Norway Bike Clubs Set Aside Differences To Honor Rampage Victims
A thousand bikers from rival Norwegian clubs struck an unprecedented truce July 26, 2011 to lay flowers on a shore facing the island where 68 youths perished in a crazed gun rampage.
"We've got Hell's Angels, Coffin Cheaters and Outlaws riding side-by-side out here tonight -- the first time these gangs have ever ridden together," biker Henrik Bauer Larsen told AFP International News on Lake Tyrifjorden, staring out on Utoeya island.
"These groups are not friends," Larsen said of the horn-tooting, leather-clad hordes on wheels. "Normally, they fight tough -- but we agreed there would be no politics here, that everyone would stand together. In each of these clubs, someone knew people hit on the island -- we just wanted to pay our respects to the victims and their families."

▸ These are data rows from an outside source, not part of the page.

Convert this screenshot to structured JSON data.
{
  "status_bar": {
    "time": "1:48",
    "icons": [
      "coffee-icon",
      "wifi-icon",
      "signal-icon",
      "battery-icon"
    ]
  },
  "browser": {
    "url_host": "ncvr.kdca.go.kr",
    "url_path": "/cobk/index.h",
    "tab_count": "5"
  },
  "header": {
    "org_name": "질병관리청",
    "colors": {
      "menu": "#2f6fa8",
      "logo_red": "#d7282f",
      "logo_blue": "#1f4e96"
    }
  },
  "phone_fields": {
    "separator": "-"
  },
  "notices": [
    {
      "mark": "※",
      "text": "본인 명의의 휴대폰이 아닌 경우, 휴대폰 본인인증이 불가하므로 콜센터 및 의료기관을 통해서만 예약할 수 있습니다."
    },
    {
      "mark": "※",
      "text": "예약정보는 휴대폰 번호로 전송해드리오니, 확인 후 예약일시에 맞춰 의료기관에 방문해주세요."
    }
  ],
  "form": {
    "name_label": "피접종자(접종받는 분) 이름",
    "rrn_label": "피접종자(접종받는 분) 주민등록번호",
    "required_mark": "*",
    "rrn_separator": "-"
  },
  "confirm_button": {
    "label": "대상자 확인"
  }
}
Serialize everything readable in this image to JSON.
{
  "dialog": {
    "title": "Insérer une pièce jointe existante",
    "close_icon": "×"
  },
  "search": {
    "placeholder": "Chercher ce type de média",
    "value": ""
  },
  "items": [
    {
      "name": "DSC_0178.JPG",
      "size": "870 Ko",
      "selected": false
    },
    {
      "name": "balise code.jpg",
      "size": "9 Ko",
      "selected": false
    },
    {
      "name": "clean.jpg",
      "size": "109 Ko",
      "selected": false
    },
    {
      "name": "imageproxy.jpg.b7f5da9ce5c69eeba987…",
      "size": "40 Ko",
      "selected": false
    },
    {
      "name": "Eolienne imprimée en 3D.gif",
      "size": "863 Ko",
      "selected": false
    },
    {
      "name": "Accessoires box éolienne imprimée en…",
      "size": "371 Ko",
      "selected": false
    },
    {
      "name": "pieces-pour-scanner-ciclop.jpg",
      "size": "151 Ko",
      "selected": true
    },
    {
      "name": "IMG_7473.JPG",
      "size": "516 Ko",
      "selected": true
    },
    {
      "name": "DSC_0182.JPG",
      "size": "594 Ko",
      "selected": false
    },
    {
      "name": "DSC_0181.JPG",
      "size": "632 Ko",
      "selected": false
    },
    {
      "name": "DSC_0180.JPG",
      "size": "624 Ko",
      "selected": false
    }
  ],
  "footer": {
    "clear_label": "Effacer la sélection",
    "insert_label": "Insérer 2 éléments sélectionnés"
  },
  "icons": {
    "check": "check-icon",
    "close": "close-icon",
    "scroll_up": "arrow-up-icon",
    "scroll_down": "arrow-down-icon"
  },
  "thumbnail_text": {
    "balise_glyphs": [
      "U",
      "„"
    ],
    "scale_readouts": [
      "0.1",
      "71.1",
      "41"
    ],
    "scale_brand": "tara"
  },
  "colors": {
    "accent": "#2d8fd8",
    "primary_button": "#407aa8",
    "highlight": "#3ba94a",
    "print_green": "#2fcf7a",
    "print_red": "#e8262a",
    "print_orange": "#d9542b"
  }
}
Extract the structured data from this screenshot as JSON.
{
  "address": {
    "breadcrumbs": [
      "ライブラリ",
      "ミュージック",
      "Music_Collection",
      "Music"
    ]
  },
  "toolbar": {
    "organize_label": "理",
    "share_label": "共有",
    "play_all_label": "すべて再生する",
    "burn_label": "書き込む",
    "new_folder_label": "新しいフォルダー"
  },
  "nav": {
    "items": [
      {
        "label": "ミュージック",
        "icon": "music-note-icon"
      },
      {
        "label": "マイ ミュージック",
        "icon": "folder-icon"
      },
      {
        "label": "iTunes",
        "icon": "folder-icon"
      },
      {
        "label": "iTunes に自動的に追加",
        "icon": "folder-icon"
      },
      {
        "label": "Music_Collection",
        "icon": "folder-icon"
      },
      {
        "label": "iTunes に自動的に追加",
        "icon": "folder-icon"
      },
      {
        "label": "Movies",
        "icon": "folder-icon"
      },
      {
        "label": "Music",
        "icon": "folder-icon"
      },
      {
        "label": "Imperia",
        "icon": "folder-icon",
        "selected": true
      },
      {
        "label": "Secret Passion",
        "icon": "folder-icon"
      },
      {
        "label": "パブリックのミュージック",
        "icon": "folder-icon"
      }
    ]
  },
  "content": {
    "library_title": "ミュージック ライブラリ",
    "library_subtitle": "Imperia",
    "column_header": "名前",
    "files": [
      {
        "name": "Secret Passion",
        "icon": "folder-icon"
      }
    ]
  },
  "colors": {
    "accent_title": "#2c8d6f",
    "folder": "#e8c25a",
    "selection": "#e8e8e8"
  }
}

Holding the hand of his fellow-biker girlfriend, Larsen said 550 riders had come from the Norwegian Motorcycle Union, a big Harley Davidson crew that runs a convoy once a year to mark a major event.
Hundreds more joined from Bergen and other cities on equally-feted German or Japanese bikes.
"The truce won't last," Larsen admitted, "but even the police bikers wanted to join in when they saw Tommy's Facebook invitation on Facebook on Sunday," beckoning over his pal who had came up with the idea.
"They cleared our way from Oslo out to Sundvolden, and arranged for us to have space for the bikes out here so we could go down to the shore," added Tommy Hansen. "It's the biggest bike convoy in Nordic history. People have come from all over Scandinavia and people on their holidays have joined in on the road -- we just wanted to show our sympathy."
Another biker, Christian Andre Hellebergshaughen, a Harley-mad bike store-worker in Oslo, summed up the mood, saying everyone wanted "to pay our respects to the victims ... of this crazy, crazy man."
The riders had all learned how Anders Behring Breivik's lawyer, Geir Lippestad, described his client earlier in the day as "insane", in a clear hint at his line of defense should the case come to trial.
One woman, who sat pensively by herself on the shore watching a police mini-submarine maintain its search for those still "missing" in the high waters around Utoeya, said there might not be much point.
"Giving that man a platform from which to spread his manifesto of hate will achieve nothing -- whatever is decided, he will never be allowed back out into society," the woman, who declined to give her name, said after her pilgrimage.
Across the water, a mini-shrine has sprung up to the dead, where gut-wrenching pictures drawn by young children depict lost brothers and sisters in the water crying for help.